A Resolution Good for the Whole Family: 5 Tips for Spending More Time Outdoors

from Wildlife Promise

I have to start by saying that New Year’s resolutions aren’t really my thing. All too often my resolutions hit the dust bin after the first or second week of the new year because, like all goals, they require planning and commitment.

This past year, however, I’m so glad my family stuck with our resolution to spend more time outdoors. Over the past year we’ve created amazing memories, plus I’ve seen curiosity and creativity flourish in our kids as they’ve spent time in nature. In order to stick with this resolution I created easy ways for us to build outdoor time in our lives and tapped into a number of resources the National Wildlife Federation offers.

If you’re thinking that 2012 is the year to get your family outdoors, here are a few tips to get you started:

We hiked Pilot Mountain State Park the day after Thanksgiving while visiting family in North Carolina. We hiked around the monolith you see in the background. (Photo by Kristy Myers)

First Day Hikes

Why not kick off the New Year with a family hike? For the first time ever all 50 state park systems are participating in First Day Hikes, special programming for New Year’s Day encouraged to get families out to their local state park. Even if you’ve hiked a particular trail other times of the year, winter offers a completely different perspective — a calm quiet, coupled with views typically blocked by leaves on the trees. Our family enjoys checking out local state parks when we travel to see family for the holidays. So for Thanksgiving we hit Pilot Mountain State Park in North Carolina while visiting my in-laws, and we plan to hit a Delaware State Park tomorrow during our visit to my Mom’s. Here’s the events on tap tomorrow at Delaware State Parks. To find a First Day Hike near you, search here.

Walk Through the Neighborhood

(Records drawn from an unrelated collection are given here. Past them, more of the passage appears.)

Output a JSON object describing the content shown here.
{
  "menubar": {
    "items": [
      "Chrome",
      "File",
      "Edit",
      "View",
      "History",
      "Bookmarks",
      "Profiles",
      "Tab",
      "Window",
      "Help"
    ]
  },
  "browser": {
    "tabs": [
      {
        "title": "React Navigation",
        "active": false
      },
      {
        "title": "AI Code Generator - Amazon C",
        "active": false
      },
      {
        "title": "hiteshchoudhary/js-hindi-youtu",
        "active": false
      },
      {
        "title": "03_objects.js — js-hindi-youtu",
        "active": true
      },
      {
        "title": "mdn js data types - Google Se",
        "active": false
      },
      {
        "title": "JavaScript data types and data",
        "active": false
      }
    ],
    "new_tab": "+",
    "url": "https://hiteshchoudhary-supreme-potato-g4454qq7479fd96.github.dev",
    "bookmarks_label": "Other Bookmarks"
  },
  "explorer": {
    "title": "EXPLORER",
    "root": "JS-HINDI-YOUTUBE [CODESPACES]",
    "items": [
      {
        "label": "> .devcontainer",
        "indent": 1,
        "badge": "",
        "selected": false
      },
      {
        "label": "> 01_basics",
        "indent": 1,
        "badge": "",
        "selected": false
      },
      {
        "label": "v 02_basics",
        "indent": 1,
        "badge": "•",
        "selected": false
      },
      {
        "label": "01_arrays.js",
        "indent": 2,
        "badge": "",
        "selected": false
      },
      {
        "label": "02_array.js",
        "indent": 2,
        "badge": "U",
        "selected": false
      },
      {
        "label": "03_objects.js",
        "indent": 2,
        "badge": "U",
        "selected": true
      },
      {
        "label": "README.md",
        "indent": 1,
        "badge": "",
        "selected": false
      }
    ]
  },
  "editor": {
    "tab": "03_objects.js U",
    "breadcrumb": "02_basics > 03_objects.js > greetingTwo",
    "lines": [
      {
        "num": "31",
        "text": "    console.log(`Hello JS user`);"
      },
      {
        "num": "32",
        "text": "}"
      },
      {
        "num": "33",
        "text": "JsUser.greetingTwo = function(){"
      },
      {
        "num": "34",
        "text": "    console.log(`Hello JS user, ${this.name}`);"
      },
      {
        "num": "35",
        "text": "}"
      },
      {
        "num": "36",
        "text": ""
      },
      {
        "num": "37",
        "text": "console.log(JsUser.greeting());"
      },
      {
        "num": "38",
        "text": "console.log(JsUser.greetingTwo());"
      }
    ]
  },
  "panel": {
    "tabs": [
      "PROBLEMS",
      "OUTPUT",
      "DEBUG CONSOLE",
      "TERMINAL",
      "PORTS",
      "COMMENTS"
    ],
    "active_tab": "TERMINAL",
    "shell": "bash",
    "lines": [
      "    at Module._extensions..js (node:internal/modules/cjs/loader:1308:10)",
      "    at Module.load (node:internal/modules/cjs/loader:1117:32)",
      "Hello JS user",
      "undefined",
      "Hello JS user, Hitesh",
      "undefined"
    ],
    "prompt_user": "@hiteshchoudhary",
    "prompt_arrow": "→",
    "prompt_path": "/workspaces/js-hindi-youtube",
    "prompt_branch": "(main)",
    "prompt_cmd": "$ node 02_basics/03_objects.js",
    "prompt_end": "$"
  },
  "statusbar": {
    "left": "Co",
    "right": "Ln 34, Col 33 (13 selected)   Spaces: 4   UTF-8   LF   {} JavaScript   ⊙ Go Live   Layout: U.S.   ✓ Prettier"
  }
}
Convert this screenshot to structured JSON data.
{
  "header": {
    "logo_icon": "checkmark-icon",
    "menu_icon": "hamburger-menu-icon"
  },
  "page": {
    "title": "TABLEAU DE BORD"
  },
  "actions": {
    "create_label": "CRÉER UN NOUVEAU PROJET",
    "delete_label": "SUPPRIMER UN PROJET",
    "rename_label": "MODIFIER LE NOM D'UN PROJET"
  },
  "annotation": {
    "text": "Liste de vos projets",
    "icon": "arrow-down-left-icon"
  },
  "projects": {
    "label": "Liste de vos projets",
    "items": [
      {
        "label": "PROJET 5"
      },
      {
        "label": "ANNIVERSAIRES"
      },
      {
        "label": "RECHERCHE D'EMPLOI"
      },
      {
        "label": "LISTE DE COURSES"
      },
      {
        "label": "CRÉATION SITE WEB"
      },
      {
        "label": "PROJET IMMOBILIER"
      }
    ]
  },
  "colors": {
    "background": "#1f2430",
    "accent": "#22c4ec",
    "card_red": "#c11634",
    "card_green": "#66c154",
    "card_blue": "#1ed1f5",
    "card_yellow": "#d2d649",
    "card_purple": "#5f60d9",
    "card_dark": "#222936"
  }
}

The easiest way to spend more time outdoors is to just walk out the door and explore your home turf. Now if your kids are anything like mine you may hear a chorus of complaints sometimes when you’re trying to get out of the door. My solution:  create a scavenger hunt. On the days when they’re resistant — like Christmas weekend when my in-laws were here — I have them come up with a theme and a hunt for us to do. Last weekend’s was a holiday decoration scavenger hunt where we looked out for things like Santa statues or a wreath with a red bow.

Our kids camped in the family room before making the jump to camping in the backyard. (Photo by Kristy Myers)

Camp in Your Yard

Have fond memories of camping when you were a kid? Why not bring that fun to your own family. Start simple by camping right in your own backyard. If it’s too cold to venture out right now, you can set up a pup tent in your family room or basement for a fun indoor campout. Or, if you don’t have a tent, tap into your kids’ imagination by building a blanket fort to campout in. Then, when the weather is nice you’ll be ready for our Great American Backyard Campout on June 23.

Get Your Green Hour

Okay back when I was a kid it was just called kicking your kids out the door to spend time playing. Today we call it Green Hour, but it’s basically the same thing. It’s finding time for kids to have unstructured play time outdoors — time for kids to be kids. The National Wildlife Federation offers activities and resources through our greenhour.org website.

Geocache

Is your family into the latest electronic gadgets and gizmos? Then geocaching might be for you because it’s a great way to pair screen time with a fun outdoor adventure. Geocaching is a combination of old-fashioned treasure hunting, while using GPS technology, and spending time outdoors. With the help of a handheld GPS device or smartphone, people can hunt for geocaches hidden in public areas all over the world. To find out more, check out this information on Ranger Rick’s Geocache Trails.